Westview on the North Mall in Lismore isn’t historic just because the Duke of Devonshire built it in the 1820s – it’s also a little historic because its barn used to be the Popcorn Palace where local film buffs and courting couples came to watch movies.
“The doctor who owned the house used it as a private cinema, possibly in the 1970s or 80s," say the owners adding that several locals have spoken fondly of visits to the Popcorn Palace during their courting days.
Additional interest attaches to the late Georgian semi detached property because it was the childhood home of travel writer Dervela Murphy who was born in the town in the 1930s and mentions Westview in her autobiography Wheels upon Wheels.
The current owners have had possession of the former cinema, the two storey house and its extensive walled gardens for almost 20 years. ‘
’It was built in 1825 as one of a number of houses for estate managers for the Devonshire Estate and has elaborate ceiling cornicing rooms done by Italian artisans,’’ reveals the owner.
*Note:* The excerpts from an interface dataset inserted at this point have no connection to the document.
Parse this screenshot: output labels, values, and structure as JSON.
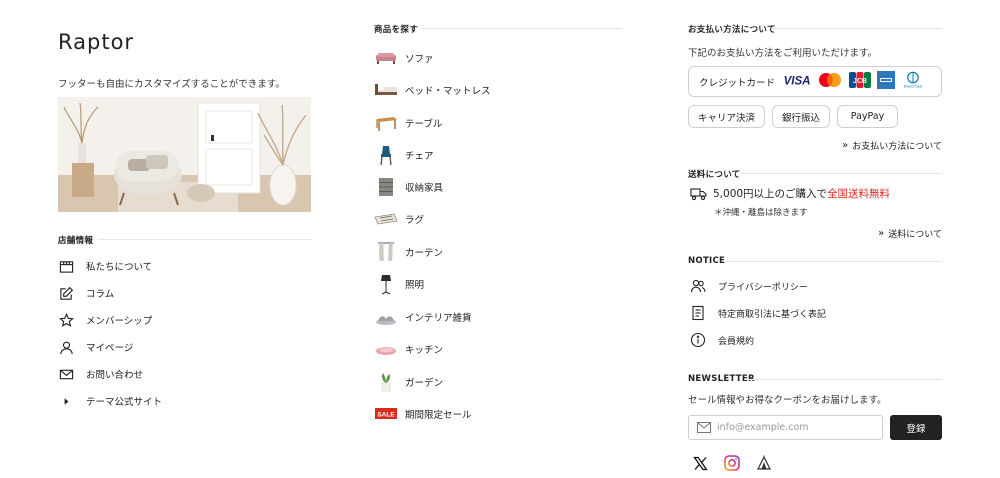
{
  "brand": {
    "name": "Raptor",
    "tagline": "フッターも自由にカスタマイズすることができます。"
  },
  "store_info": {
    "title": "店舗情報",
    "items": [
      {
        "label": "私たちについて",
        "icon": "store-icon"
      },
      {
        "label": "コラム",
        "icon": "edit-icon"
      },
      {
        "label": "メンバーシップ",
        "icon": "star-icon"
      },
      {
        "label": "マイページ",
        "icon": "user-icon"
      },
      {
        "label": "お問い合わせ",
        "icon": "mail-icon"
      },
      {
        "label": "テーマ公式サイト",
        "icon": "caret-right-icon"
      }
    ]
  },
  "categories": {
    "title": "商品を探す",
    "items": [
      {
        "label": "ソファ"
      },
      {
        "label": "ベッド・マットレス"
      },
      {
        "label": "テーブル"
      },
      {
        "label": "チェア"
      },
      {
        "label": "収納家具"
      },
      {
        "label": "ラグ"
      },
      {
        "label": "カーテン"
      },
      {
        "label": "照明"
      },
      {
        "label": "インテリア雑貨"
      },
      {
        "label": "キッチン"
      },
      {
        "label": "ガーデン"
      },
      {
        "label": "期間限定セール",
        "badge": "SALE"
      }
    ]
  },
  "payment": {
    "title": "お支払い方法について",
    "desc": "下記のお支払い方法をご利用いただけます。",
    "credit_label": "クレジットカード",
    "cards": {
      "visa": "VISA",
      "jcb": "JCB",
      "diners": "Diners Club"
    },
    "buttons": [
      "キャリア決済",
      "銀行振込",
      "PayPay"
    ],
    "link": "お支払い方法について"
  },
  "shipping": {
    "title": "送料について",
    "line_prefix": "5,000円以上のご購入で",
    "line_highlight": "全国送料無料",
    "note": "＊沖縄・離島は除きます",
    "link": "送料について"
  },
  "notice": {
    "title": "NOTICE",
    "items": [
      {
        "label": "プライバシーポリシー",
        "icon": "users-icon"
      },
      {
        "label": "特定商取引法に基づく表記",
        "icon": "document-icon"
      },
      {
        "label": "会員規約",
        "icon": "info-icon"
      }
    ]
  },
  "newsletter": {
    "title": "NEWSLETTER",
    "desc": "セール情報やお得なクーポンをお届けします。",
    "placeholder": "info@example.com",
    "button": "登録"
  },
  "colors": {
    "accent_red": "#d92b1f",
    "button_dark": "#222222"
  }
}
When they bought it, Westview had a high number of original features but was a little lacking in the type of creature comforts we have come to expect in modern times.
“The roof had been repaired but the house hadn’t really been touched – it had original flooring, shuttered sash windows, picture rails and beautiful cornicing but was difficult to heat because of its thick stone walls.’’
Over a two year period the owners renovated and modrenised making it a comfortable home for them selves and their two children.
“We put in bathrooms and central heating, added insulation where we could and ten years ago we put in solar panels."
A listed building its single glazed sash windows at the front are protected, although the owners managed to create some extra thermal insulation with the addition of detachable storm windows on the inside. They say that closing the original timber shutters on a cold winter’s night works well to keep the heat in.
Inside the front door is a hallway filled with original features including a fanlight, elaborate cornicing and a timber staircase as well as patterned tiles which the owners were delighted to discover intact under some old linoleum.
The feature which most impressed them on first viewing the house was a huge arched window on the stairs,“This floods the hallway with light’’.
At either side of the hallway there are high ceilinged reception rooms with cornicing, ceiling mouldings and picture rails.One has a marble fireplace while the other has a carved timber fireplace, both rooms have stoves and bookcases.
A door at the rear of one of the reception rooms leads to the kitchen. Fitted by the owners with maple units, granite countertops and a Belfast sink it has open shelving and all signs of being a well used kitchen where fruit from the gardens is turned in to jam.
It has views of the flowers in the courtyard outside and for all year round colour, a large vivid painting by a Venezuelan artist.
Off a corridor at the rear there is a bathroom, a pantry and a cloakroom.
The first floor four bedrooms with timber flooring, high sash windows and cornicing, two at the front two at the back. The owners used the roof space above the kitchen, (a single storey later 19th Century addition), to create an en suite for a bedroom at the rear. Opening up the space they fitted large roof lights and a corner bath.
Previous owners had already opened up the main attic to create two large rooms with beamed ceilings and roof lights. To provide access to it, the current owners added a ladder stairs.
Outside the kitchen at the rear of Westview is a pretty courtyard with an herb garden a frog pond and space for sitting out. Beyond it is the huge stone barn which used to be the Popcorn Palace and since been comprehensively renovated.
A two storey building with around 1,000 sq ft of space it two large living rooms as utility space, a bathroom and sauna. A new owner could turn it into an apartment.
Outside the barn there’s a decking area, a log store and original cobblestone pathway leading to an extensive lawned garden enclosed by high stonewalls. Along the sides are colourful beds planted with cottage garden flowers such as sweet pea, wisteria, roses and strikingly tall purple lupins.
One section is devoted to fruit and has loganberries, raspberries, and strawberries and also has plum and apple trees. At the bottom of the garden there is a polytunnel for growing tomatoes, lettuce and other vegetables.
Westview is one of a number of Georgian properties on the South Mall, a street that was laid out under the direction of the sixth Duke of Devonshire who also reconstructed Lismore’s castle in gothic style and landscaped its gardens.
All the amenities of the town including schools and shops as well as the castle and gardens are within a short walk.
Quoting a guide of €525,000, Brian Gleeson Auctioneers say this is an impressive property with beautiful gardens which will appeal to a variety of different buyers.
Verdict: A spacious and comfortable home with Georgian elegance and bountiful gardens.